Cheers. from, del-boy
PandemicCemetery: @dietmtndewcub It's made out of white nylon. My day job is a CNC Machinest,
so I make alot of my own tools and things. But it could also be made out of
wood with a couple holes drilled in it for zip ties to slide thru so you
can attach the hot knife. Or Foam Factory sells a "sled" for this exact
purpose. I think its like 20 or 30 bucks.
FatalHaloMedia: Great instruction man! Thanks for all the detail and for not missing
anything. I'm going to try and do something like this in my son's room
soon. That block you used to kep your depth even on the crack - did that
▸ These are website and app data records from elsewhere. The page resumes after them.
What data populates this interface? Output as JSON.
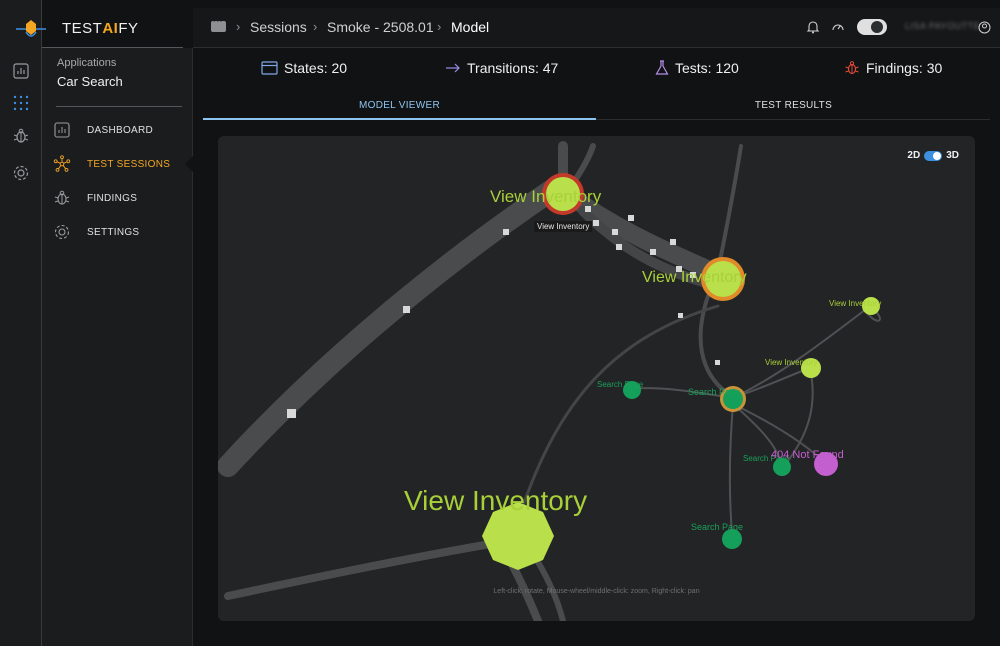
{
  "brand": {
    "prefix": "TEST",
    "accent": "AI",
    "suffix": "FY"
  },
  "sidebar": {
    "section_label": "Applications",
    "app_name": "Car Search",
    "items": [
      {
        "label": "DASHBOARD",
        "icon": "chart-icon",
        "active": false
      },
      {
        "label": "TEST SESSIONS",
        "icon": "network-icon",
        "active": true
      },
      {
        "label": "FINDINGS",
        "icon": "bug-icon",
        "active": false
      },
      {
        "label": "SETTINGS",
        "icon": "gear-icon",
        "active": false
      }
    ]
  },
  "breadcrumb": [
    "Sessions",
    "Smoke - 2508.01",
    "Model"
  ],
  "header": {
    "user_name": "LISA PAYOUTTE"
  },
  "stats": {
    "states": "States: 20",
    "transitions": "Transitions: 47",
    "tests": "Tests: 120",
    "findings": "Findings: 30"
  },
  "tabs": {
    "model_viewer": "MODEL VIEWER",
    "test_results": "TEST RESULTS"
  },
  "viewer": {
    "dim_2d": "2D",
    "dim_3d": "3D",
    "tooltip": "View Inventory",
    "hint": "Left-click: rotate, Mouse-wheel/middle-click: zoom, Right-click: pan",
    "node_labels": {
      "big": "View Inventory",
      "top": "View Inventory",
      "mid": "View Inventory",
      "right_top": "View Inventory",
      "right_mid": "View Inventory",
      "search_1": "Search Page",
      "search_2": "Search Page",
      "search_3": "Search Page",
      "search_4": "Search Page",
      "not_found": "404 Not Found"
    }
  },
  "colors": {
    "accent": "#f5a623",
    "active_tab": "#8ec5f0",
    "node_lime": "#b9e04a",
    "node_green": "#14a05a",
    "node_magenta": "#c45fd0",
    "findings_red": "#e04a3a"
  }
}
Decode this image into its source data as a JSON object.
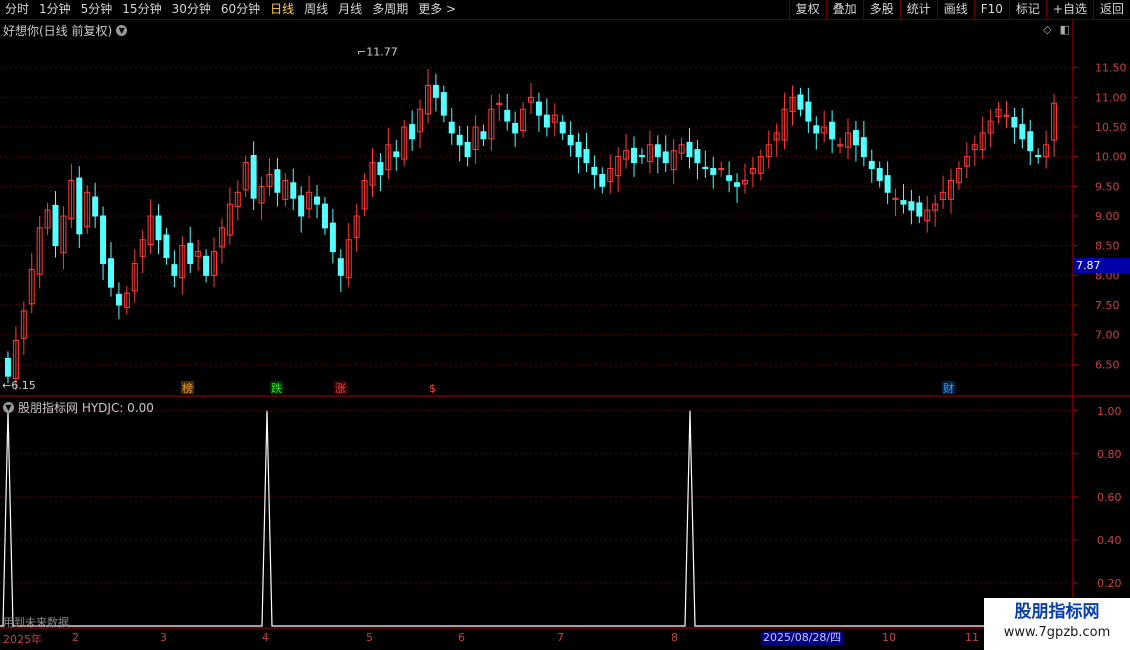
{
  "toolbar": {
    "periods": [
      "分时",
      "1分钟",
      "5分钟",
      "15分钟",
      "30分钟",
      "60分钟",
      "日线",
      "周线",
      "月线",
      "多周期",
      "更多 >"
    ],
    "active_period": "日线",
    "tools": [
      "复权",
      "叠加",
      "多股",
      "统计",
      "画线",
      "F10",
      "标记",
      "+自选",
      "返回"
    ]
  },
  "main_chart": {
    "title": "好想你(日线 前复权)",
    "high_label": "11.77",
    "low_label": "6.15",
    "current_price": "7.87",
    "markers": [
      {
        "text": "榜",
        "color": "#e8a030",
        "bg": "#4a2a00"
      },
      {
        "text": "跌",
        "color": "#30e030",
        "bg": "#003000"
      },
      {
        "text": "涨",
        "color": "#ff4040",
        "bg": "#3a0000"
      },
      {
        "text": "$",
        "color": "#ff4040",
        "bg": "#000000"
      },
      {
        "text": "财",
        "color": "#40a0ff",
        "bg": "#002040"
      }
    ]
  },
  "indicator": {
    "title": "股朋指标网 HYDJC: 0.00",
    "note": "用到未来数据",
    "y_labels": [
      "1.00",
      "0.80",
      "0.60",
      "0.40",
      "0.20"
    ]
  },
  "x_axis": {
    "labels": [
      "2025年",
      "2",
      "3",
      "4",
      "5",
      "6",
      "7",
      "8",
      "10",
      "11"
    ],
    "hover_date": "2025/08/28/四"
  },
  "watermark": {
    "title": "股朋指标网",
    "url": "www.7gpzb.com"
  },
  "chart_data": [
    {
      "type": "candlestick",
      "title": "好想你(日线 前复权)",
      "y_ticks": [
        11.5,
        11.0,
        10.5,
        10.0,
        9.5,
        9.0,
        8.5,
        8.0,
        7.5,
        7.0,
        6.5
      ],
      "ylim": [
        6.0,
        12.0
      ],
      "high": 11.77,
      "low": 6.15,
      "current": 7.87,
      "colors": {
        "up": "#ff3b3b",
        "down": "#54ffff"
      },
      "closes": [
        6.3,
        6.9,
        7.4,
        8.1,
        8.8,
        9.1,
        8.5,
        9.0,
        9.6,
        8.7,
        9.4,
        9.0,
        8.2,
        7.8,
        7.5,
        7.7,
        8.2,
        8.6,
        9.0,
        8.6,
        8.3,
        8.0,
        8.5,
        8.2,
        8.4,
        8.0,
        8.4,
        8.8,
        9.2,
        9.4,
        9.9,
        9.3,
        9.5,
        9.7,
        9.4,
        9.6,
        9.3,
        9.0,
        9.4,
        9.2,
        8.8,
        8.4,
        8.0,
        8.6,
        9.0,
        9.6,
        9.9,
        9.7,
        10.2,
        10.0,
        10.5,
        10.3,
        10.8,
        11.2,
        11.0,
        10.7,
        10.4,
        10.2,
        10.0,
        10.5,
        10.3,
        10.8,
        10.9,
        10.6,
        10.4,
        10.8,
        11.0,
        10.7,
        10.5,
        10.7,
        10.4,
        10.2,
        10.0,
        9.9,
        9.7,
        9.5,
        9.8,
        10.0,
        10.1,
        9.9,
        10.0,
        10.2,
        10.0,
        9.9,
        10.1,
        10.2,
        10.0,
        9.9,
        9.8,
        9.7,
        9.8,
        9.6,
        9.5,
        9.6,
        9.8,
        10.0,
        10.2,
        10.4,
        10.8,
        11.0,
        10.8,
        10.6,
        10.4,
        10.5,
        10.3,
        10.2,
        10.4,
        10.2,
        10.0,
        9.8,
        9.6,
        9.4,
        9.3,
        9.2,
        9.1,
        9.0,
        9.1,
        9.2,
        9.4,
        9.6,
        9.8,
        10.0,
        10.2,
        10.4,
        10.6,
        10.8,
        10.7,
        10.5,
        10.3,
        10.1,
        10.0,
        10.2,
        10.9
      ]
    },
    {
      "type": "line",
      "title": "HYDJC",
      "y_ticks": [
        1.0,
        0.8,
        0.6,
        0.4,
        0.2
      ],
      "ylim": [
        0,
        1.05
      ],
      "series": [
        {
          "name": "HYDJC",
          "spikes_at_x": [
            8,
            267,
            690
          ],
          "spike_value": 1.0,
          "baseline": 0.0
        }
      ]
    }
  ]
}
come with the hot knife and wire kit you bought? What's it made out of so
that the knife doesn't burn it?
Thomas Scott Norton: What you have done, looks Awesome Can't wait to see more. The white handle
you had on your hot knife, where did you get it and what is it made of? I
could SO use one doing my work.
PandemicCemetery: Your way too serious about halloween wall panels. I mean I'm glad you care
so much but, were talking about Halloween here. I didn't want to sound like
a pickle. I was just stating thay there was concrete block 100 years ago. Yes
it might not br a perfect match to 1912 architecture, but its just for
halloween. I don't think kids will notice.
sonicfreak04: whats the soundtrack? I heard it before from the haunted house I use to
PandemicCemetery: The song is from midnight syndicate. Buy i forgot the name. Sorry